EXERCISE DIRECTIONS: Find and return every line of the data that contains the word "show".

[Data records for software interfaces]
· · · ·
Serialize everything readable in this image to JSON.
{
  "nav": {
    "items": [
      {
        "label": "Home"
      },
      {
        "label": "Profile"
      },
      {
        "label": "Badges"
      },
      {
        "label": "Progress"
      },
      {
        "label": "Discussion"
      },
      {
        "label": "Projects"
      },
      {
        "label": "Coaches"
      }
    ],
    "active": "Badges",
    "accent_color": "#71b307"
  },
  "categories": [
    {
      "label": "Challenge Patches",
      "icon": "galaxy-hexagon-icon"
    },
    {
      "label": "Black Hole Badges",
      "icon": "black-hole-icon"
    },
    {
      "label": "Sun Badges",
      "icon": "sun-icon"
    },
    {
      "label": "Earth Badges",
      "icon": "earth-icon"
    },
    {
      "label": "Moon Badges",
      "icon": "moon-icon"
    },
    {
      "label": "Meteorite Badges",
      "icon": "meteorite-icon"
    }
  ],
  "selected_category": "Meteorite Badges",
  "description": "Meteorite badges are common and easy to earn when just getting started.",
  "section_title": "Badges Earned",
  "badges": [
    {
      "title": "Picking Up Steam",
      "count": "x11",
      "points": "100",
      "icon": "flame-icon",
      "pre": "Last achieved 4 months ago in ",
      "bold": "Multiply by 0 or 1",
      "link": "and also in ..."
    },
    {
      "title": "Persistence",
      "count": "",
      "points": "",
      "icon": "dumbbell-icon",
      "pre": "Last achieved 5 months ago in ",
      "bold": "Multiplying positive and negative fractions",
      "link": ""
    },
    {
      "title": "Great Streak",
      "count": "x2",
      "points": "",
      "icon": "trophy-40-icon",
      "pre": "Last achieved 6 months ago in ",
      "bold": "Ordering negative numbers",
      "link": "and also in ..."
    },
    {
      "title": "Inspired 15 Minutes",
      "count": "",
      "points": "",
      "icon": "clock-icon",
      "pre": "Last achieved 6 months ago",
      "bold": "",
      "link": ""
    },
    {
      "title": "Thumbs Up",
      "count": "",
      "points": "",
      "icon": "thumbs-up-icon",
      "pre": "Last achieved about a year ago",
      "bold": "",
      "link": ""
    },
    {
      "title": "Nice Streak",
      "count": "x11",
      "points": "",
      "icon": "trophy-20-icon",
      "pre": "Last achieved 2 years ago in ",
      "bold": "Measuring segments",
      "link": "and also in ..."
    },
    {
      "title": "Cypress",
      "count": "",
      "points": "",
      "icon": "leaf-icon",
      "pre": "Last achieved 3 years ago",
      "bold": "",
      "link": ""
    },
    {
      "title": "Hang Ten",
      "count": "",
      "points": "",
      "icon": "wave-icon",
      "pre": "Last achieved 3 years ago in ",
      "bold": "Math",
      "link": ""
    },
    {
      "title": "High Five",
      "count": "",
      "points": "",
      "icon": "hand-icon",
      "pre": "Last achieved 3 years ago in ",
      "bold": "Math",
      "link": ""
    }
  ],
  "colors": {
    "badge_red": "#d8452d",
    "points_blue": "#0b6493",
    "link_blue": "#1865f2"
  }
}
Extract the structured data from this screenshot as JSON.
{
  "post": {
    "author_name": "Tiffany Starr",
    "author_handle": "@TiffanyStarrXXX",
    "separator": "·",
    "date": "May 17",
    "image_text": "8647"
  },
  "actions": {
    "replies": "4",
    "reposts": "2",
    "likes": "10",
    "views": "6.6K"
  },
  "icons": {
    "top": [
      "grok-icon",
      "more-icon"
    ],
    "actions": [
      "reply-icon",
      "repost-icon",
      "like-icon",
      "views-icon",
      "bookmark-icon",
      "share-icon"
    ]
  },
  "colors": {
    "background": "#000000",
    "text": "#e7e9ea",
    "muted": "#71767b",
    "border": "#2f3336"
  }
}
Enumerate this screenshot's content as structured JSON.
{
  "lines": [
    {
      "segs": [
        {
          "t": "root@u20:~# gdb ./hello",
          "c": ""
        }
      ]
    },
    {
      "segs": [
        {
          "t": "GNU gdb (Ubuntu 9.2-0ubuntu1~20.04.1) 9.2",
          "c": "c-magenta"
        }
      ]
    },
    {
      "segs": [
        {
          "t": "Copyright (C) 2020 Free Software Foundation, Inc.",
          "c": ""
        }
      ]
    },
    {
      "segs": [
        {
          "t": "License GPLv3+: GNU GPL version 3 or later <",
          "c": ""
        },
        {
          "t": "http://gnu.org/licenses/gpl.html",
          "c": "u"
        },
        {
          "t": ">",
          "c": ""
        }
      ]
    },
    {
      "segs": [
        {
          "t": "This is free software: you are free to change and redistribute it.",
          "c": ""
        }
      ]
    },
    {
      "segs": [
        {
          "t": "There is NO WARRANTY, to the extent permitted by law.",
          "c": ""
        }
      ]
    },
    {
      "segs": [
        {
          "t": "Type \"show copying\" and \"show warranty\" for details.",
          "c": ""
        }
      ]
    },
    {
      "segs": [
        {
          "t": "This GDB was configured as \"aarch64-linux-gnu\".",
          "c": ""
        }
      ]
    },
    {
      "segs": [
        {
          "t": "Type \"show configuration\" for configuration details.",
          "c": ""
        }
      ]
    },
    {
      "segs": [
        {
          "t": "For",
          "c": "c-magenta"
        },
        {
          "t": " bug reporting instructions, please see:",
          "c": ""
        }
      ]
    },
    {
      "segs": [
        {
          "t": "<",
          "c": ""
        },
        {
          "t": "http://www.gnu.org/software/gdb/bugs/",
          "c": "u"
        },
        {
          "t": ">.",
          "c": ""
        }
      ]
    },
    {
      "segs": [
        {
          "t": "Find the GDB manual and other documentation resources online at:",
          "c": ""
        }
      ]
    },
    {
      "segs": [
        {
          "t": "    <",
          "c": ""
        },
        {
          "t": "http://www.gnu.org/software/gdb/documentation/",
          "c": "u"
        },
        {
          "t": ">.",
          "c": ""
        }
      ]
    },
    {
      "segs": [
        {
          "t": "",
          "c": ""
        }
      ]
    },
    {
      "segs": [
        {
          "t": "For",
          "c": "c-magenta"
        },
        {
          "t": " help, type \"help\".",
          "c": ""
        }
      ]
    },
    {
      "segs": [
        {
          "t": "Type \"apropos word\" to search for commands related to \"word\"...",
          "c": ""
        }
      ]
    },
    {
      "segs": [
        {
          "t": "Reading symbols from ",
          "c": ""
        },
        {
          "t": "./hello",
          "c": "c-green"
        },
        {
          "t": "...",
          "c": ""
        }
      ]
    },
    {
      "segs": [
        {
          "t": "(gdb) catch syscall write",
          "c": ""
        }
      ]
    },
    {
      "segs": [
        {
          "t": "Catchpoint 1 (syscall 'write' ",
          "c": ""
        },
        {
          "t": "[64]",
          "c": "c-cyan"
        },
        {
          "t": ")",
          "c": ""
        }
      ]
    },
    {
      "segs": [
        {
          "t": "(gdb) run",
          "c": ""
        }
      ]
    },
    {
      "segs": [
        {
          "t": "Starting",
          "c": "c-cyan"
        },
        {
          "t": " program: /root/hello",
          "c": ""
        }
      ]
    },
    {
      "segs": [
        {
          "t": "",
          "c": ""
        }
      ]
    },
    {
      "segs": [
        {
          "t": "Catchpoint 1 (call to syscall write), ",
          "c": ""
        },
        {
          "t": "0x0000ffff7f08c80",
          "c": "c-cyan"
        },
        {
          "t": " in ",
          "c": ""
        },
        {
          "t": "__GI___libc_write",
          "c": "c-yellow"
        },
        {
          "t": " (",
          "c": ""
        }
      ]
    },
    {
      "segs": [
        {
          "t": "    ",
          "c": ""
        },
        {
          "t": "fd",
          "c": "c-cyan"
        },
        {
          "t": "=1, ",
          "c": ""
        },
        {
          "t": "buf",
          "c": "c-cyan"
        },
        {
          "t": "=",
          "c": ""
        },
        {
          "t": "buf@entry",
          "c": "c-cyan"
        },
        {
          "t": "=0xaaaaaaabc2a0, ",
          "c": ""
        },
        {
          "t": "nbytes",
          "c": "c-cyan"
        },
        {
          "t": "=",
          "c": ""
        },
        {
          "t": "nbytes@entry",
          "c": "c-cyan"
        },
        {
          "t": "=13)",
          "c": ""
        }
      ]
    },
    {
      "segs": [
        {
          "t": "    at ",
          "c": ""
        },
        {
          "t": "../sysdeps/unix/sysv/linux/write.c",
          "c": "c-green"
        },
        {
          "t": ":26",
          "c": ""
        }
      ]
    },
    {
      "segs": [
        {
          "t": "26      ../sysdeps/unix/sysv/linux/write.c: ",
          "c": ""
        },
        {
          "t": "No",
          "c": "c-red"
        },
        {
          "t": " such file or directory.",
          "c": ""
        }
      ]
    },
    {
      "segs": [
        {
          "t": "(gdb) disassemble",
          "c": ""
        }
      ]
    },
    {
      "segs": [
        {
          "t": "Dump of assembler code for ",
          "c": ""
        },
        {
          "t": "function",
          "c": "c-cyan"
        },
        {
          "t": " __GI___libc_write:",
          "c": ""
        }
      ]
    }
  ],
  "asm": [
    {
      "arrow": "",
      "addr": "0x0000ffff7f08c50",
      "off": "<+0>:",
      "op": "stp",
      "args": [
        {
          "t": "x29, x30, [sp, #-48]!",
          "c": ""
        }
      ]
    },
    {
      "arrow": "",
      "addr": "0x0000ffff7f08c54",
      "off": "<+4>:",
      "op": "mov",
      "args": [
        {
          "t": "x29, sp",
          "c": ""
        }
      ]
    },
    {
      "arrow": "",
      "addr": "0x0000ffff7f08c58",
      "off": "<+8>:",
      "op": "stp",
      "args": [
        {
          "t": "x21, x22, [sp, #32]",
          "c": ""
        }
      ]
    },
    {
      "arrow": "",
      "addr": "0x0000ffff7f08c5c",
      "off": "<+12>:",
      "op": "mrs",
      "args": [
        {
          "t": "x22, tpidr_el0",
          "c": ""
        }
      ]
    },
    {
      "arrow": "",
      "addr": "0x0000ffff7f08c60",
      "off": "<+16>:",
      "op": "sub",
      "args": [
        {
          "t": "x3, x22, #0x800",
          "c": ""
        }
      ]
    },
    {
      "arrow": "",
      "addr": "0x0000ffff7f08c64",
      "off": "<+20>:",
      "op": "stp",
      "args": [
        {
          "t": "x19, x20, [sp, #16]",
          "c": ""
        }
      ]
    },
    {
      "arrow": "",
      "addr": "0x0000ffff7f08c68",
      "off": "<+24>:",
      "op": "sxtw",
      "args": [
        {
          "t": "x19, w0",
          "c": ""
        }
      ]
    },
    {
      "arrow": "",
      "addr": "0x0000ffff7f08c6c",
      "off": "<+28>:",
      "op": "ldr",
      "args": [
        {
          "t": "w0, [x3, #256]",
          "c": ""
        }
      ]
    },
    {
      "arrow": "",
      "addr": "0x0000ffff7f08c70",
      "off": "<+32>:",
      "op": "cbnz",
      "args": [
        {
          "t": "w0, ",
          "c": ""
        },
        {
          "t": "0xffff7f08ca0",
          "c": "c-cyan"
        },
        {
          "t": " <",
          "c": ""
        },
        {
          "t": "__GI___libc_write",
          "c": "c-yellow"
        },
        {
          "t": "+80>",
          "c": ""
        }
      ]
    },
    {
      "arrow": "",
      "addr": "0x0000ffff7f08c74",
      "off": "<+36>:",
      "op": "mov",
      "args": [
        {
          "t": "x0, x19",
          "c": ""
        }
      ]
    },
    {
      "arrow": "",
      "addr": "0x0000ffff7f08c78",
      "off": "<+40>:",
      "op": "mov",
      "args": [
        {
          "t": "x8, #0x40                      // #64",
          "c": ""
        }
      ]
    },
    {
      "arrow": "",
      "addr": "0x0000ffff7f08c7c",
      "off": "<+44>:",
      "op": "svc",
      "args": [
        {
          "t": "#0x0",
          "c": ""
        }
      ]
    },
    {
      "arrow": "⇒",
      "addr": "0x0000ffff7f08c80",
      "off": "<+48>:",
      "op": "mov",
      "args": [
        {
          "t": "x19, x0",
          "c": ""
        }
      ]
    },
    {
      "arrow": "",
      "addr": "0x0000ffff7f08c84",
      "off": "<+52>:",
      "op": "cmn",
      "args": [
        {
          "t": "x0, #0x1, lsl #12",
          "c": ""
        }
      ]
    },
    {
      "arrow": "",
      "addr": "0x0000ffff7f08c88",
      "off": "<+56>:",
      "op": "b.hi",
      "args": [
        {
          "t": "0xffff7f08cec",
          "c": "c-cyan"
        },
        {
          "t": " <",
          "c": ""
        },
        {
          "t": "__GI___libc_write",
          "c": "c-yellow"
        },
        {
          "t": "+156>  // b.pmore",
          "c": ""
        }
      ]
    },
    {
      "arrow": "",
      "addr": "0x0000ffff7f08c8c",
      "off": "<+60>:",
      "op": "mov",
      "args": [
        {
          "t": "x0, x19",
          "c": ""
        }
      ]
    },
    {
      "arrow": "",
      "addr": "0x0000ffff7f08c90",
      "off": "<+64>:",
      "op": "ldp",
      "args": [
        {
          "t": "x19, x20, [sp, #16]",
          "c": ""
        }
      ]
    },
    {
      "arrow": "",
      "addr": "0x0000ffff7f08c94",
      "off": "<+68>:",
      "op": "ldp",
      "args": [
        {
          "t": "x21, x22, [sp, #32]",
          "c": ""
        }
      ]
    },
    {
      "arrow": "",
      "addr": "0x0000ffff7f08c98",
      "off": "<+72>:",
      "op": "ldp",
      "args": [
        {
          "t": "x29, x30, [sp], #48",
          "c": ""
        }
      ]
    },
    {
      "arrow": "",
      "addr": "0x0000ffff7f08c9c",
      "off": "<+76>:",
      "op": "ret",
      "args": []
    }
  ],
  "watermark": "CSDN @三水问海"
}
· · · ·
RESPONSE AREA:
          "t": "Type \"show copying\" and \"show warranty\" for details.",
          "t": "Type \"show configuration\" for configuration details.",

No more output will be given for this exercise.